WHAT THE TASK ASKS —
Where the records below have a line with "this", that line is to be copied.

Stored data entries
• • • •

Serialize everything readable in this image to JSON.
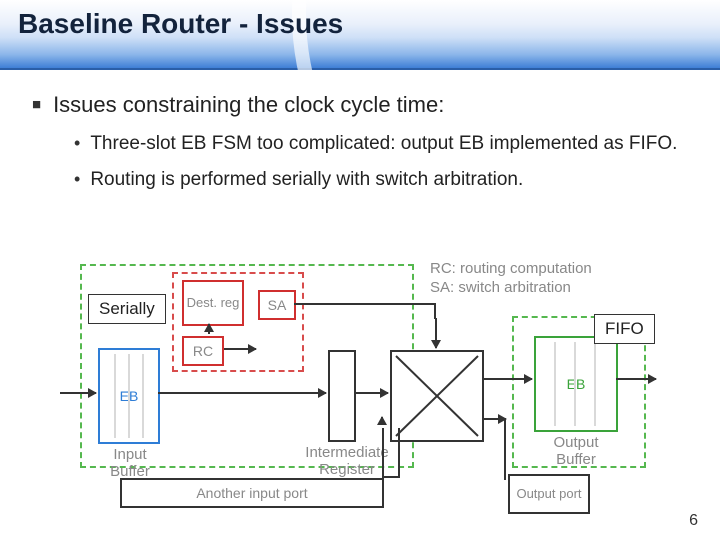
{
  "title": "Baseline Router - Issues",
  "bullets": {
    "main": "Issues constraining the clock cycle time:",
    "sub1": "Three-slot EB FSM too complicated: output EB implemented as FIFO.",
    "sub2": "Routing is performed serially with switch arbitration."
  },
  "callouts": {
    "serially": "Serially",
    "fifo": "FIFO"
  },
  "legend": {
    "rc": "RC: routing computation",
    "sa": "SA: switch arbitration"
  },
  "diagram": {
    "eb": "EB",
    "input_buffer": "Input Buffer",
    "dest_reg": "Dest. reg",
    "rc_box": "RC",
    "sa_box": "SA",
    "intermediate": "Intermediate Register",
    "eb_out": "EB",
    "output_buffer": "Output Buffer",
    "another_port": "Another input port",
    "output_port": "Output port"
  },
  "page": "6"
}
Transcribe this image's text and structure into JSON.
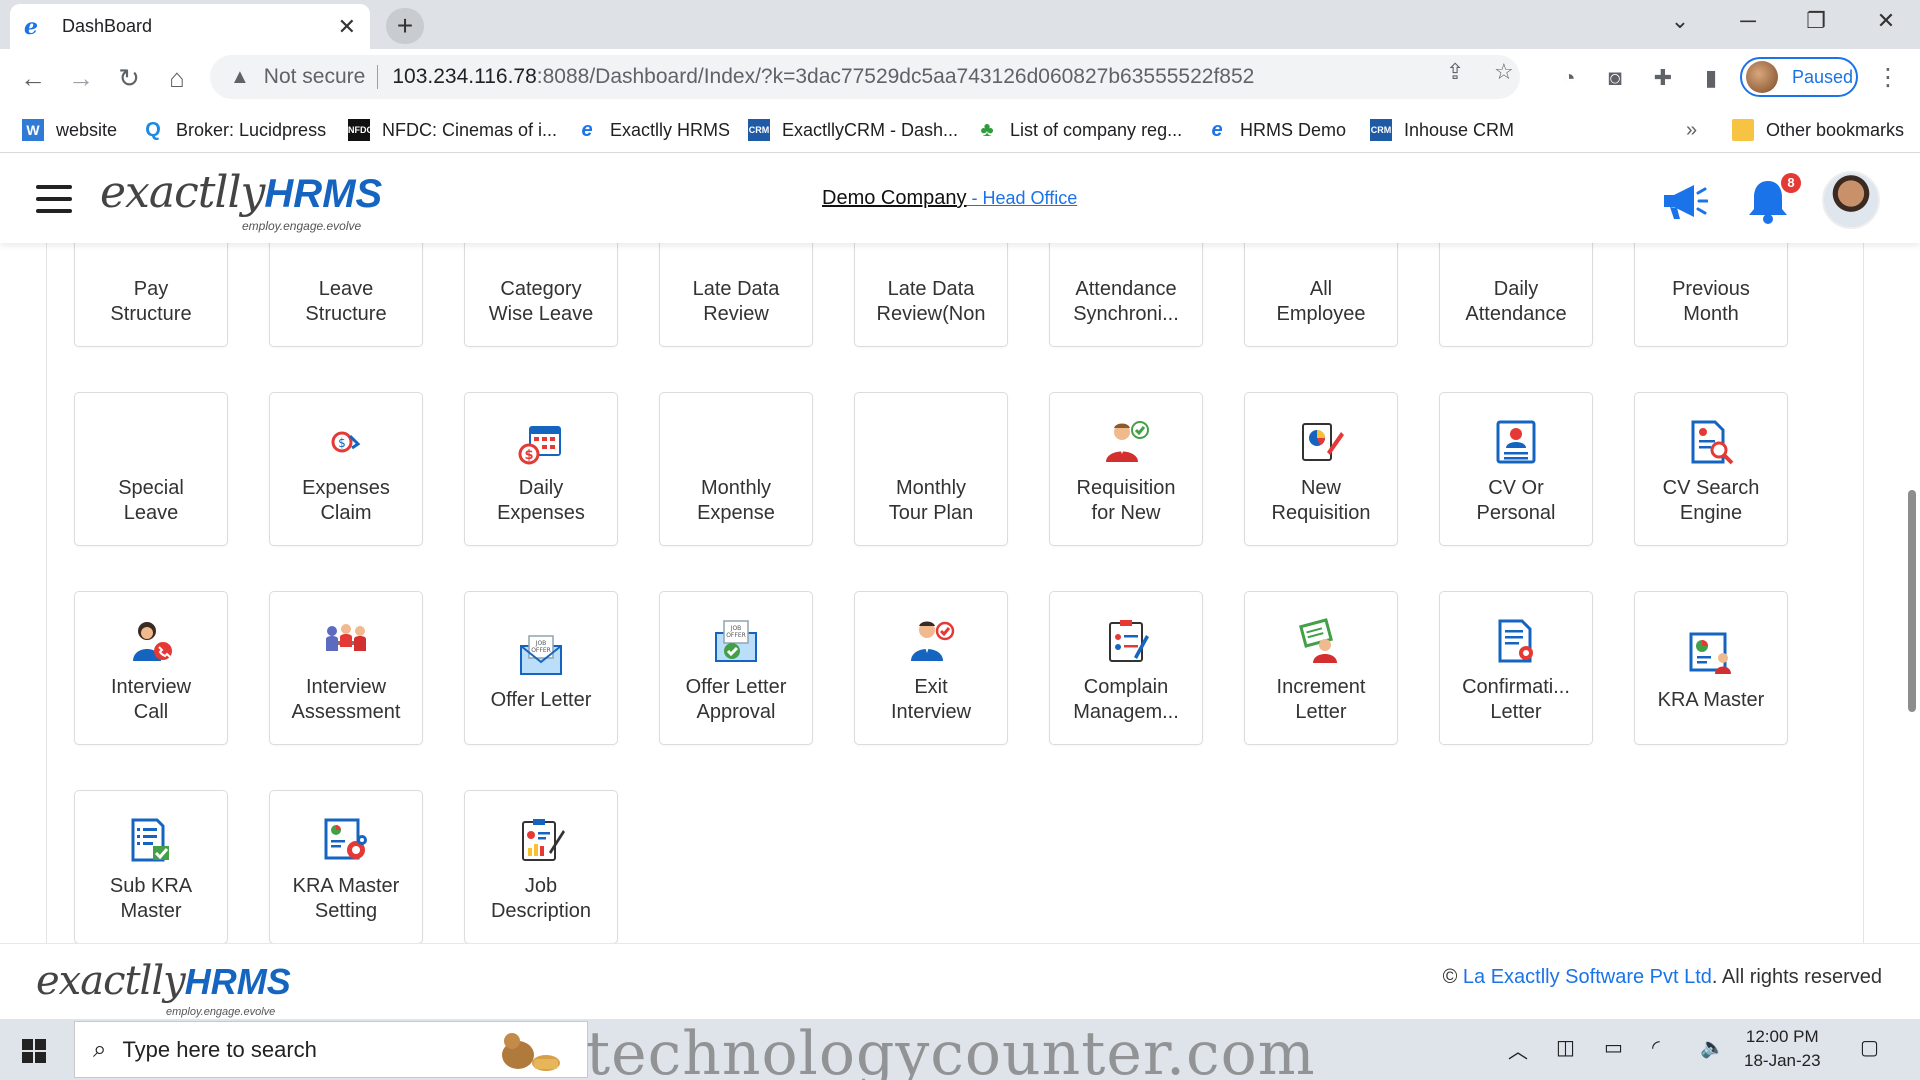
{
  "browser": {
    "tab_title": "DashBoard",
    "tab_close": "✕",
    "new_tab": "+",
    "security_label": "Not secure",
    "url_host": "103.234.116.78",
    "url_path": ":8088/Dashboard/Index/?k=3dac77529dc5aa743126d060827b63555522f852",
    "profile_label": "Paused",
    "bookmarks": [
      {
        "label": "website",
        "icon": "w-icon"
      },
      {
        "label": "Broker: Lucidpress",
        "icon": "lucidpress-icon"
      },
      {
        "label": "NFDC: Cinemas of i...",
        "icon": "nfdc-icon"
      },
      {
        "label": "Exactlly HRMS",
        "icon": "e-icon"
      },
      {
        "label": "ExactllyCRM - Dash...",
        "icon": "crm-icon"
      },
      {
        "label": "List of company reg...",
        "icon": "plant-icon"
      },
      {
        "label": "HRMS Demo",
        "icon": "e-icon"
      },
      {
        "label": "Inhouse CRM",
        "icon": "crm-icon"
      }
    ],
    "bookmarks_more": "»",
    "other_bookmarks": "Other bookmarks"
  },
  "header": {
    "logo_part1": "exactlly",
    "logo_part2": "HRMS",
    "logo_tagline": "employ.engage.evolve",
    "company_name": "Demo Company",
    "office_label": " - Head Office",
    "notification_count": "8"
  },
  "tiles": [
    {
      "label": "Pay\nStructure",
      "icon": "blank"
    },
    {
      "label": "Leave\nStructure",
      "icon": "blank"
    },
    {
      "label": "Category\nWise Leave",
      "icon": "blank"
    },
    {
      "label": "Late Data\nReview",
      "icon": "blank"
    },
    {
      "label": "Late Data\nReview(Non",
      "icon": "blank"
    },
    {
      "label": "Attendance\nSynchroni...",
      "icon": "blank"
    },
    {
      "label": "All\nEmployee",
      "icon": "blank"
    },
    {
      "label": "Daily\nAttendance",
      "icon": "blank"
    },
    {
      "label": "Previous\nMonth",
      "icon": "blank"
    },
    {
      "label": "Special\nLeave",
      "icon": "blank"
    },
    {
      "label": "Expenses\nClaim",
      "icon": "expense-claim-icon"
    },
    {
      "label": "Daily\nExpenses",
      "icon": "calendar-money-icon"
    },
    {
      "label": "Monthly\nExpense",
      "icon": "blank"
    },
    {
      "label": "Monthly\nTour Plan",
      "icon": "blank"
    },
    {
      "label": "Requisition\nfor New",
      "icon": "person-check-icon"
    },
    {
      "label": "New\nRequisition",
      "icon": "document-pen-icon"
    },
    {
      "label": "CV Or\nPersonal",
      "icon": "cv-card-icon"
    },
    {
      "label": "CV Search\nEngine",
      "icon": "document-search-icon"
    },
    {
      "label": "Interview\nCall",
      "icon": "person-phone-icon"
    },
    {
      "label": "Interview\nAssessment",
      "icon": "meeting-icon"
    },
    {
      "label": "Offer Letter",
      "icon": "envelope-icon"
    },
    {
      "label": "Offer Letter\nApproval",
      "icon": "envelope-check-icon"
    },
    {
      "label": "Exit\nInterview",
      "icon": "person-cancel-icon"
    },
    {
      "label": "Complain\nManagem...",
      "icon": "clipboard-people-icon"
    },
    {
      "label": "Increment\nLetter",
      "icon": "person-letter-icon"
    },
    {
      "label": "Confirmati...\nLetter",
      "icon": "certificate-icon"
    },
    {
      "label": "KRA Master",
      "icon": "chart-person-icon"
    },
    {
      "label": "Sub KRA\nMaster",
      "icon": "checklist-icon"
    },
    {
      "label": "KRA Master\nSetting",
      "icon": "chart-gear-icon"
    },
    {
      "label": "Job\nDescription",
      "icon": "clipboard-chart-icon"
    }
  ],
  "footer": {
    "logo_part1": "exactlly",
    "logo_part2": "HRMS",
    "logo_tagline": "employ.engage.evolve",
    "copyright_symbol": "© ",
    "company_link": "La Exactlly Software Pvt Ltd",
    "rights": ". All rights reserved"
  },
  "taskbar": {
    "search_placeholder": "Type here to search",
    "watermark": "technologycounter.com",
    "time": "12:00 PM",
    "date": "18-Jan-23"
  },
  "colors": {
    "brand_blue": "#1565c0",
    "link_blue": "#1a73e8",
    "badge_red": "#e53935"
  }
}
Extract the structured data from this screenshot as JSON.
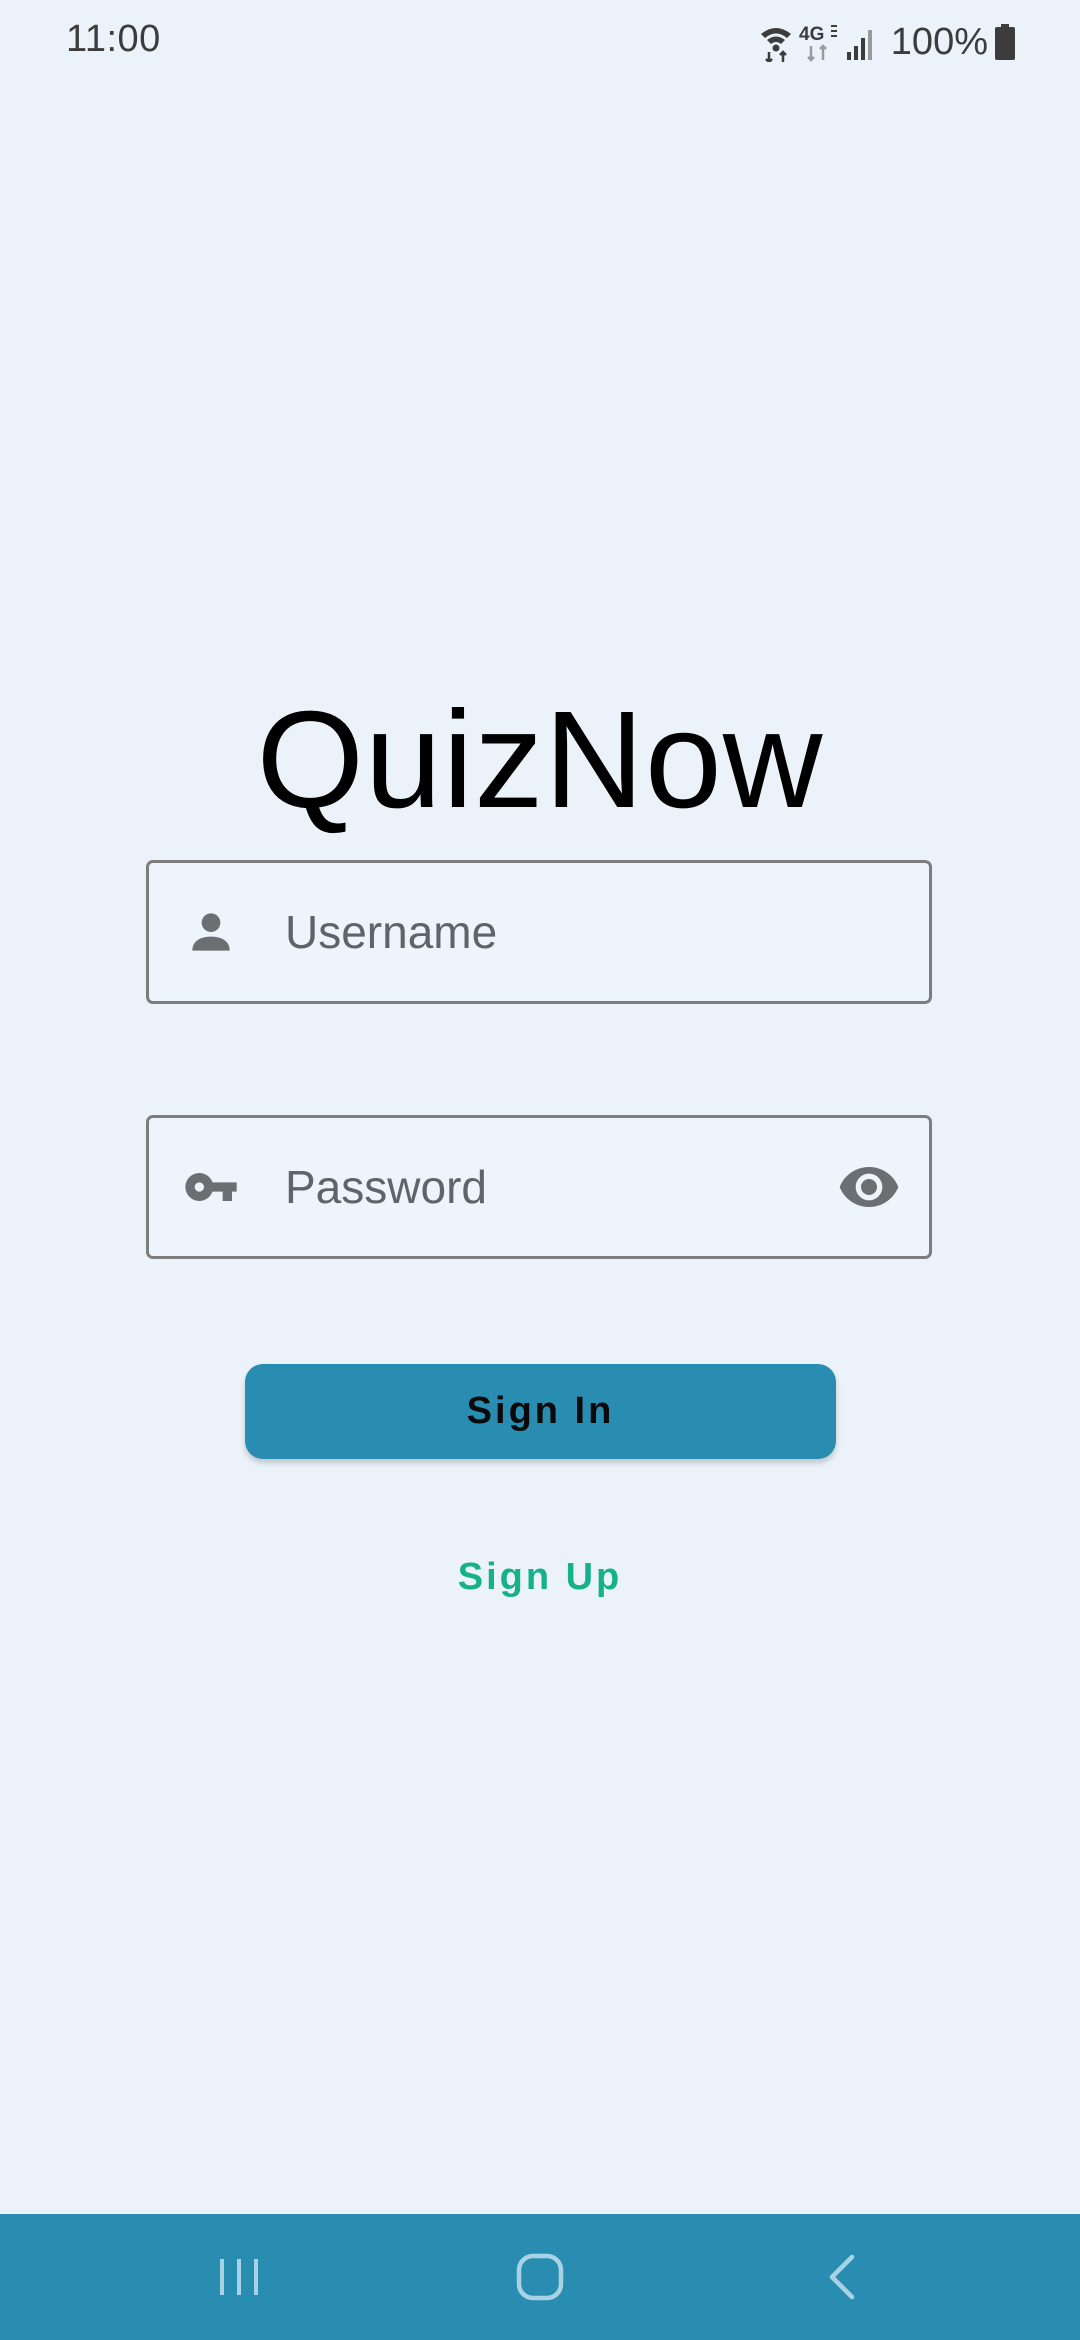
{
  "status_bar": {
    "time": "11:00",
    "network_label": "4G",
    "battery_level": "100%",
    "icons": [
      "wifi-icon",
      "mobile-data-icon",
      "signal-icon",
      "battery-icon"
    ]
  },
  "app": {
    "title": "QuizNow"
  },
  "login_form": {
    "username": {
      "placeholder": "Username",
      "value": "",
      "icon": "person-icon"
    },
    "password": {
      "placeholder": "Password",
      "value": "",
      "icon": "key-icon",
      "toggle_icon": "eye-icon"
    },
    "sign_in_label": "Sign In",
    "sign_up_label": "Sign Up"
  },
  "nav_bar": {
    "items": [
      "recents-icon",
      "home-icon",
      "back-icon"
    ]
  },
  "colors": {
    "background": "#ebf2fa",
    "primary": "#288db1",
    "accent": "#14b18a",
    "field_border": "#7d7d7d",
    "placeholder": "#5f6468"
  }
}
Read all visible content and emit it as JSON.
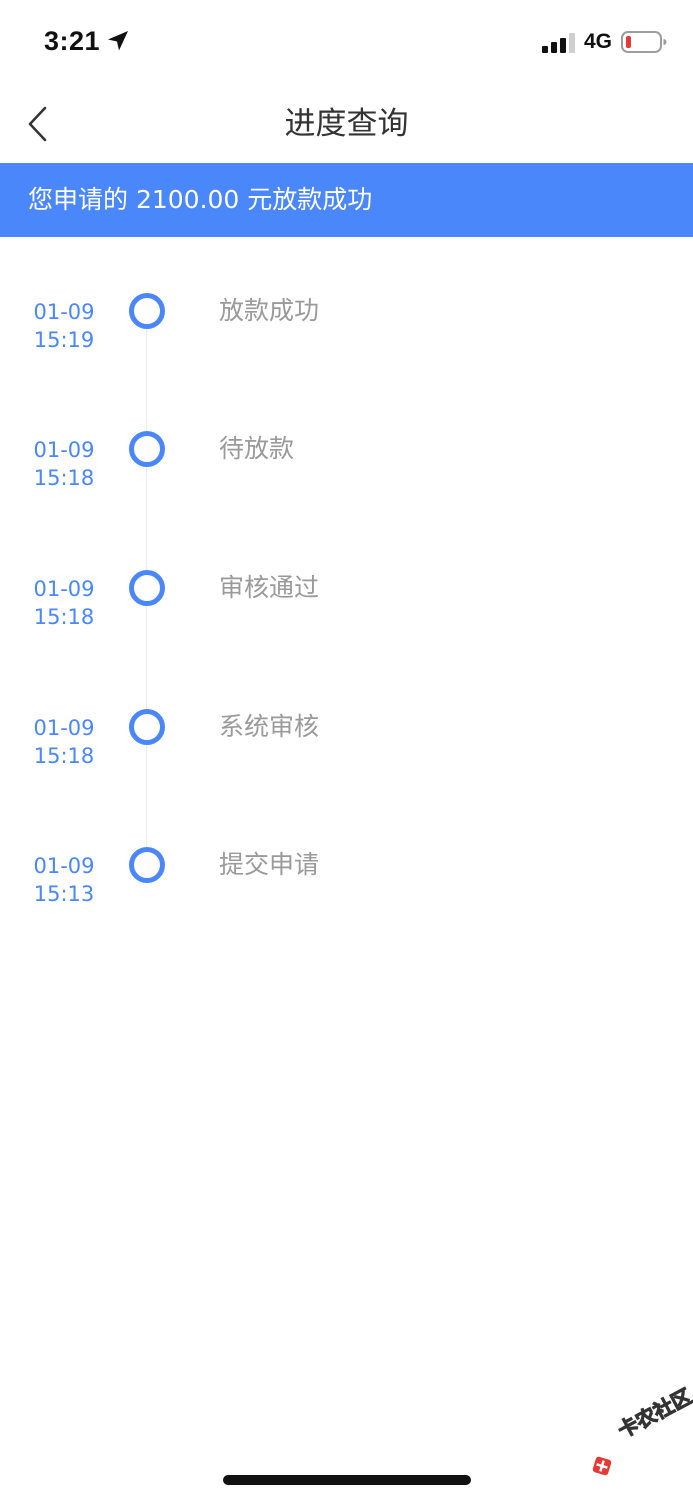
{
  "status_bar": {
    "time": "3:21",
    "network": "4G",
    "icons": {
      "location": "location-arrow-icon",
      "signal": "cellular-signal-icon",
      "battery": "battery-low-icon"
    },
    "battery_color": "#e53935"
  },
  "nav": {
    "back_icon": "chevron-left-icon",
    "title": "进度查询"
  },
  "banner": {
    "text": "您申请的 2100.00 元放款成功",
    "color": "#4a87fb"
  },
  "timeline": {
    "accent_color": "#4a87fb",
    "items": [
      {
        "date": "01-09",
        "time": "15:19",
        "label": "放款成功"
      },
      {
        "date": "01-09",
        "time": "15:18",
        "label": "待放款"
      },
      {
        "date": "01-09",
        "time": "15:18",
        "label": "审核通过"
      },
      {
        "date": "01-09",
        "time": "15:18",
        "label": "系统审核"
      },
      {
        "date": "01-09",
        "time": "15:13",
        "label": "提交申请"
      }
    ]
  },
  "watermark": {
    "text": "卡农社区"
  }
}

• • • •

OUTPUT —
Serialize everything readable in this image to JSON.
Transcribe this image's text and structure into JSON.
Extract the structured data from this screenshot as JSON.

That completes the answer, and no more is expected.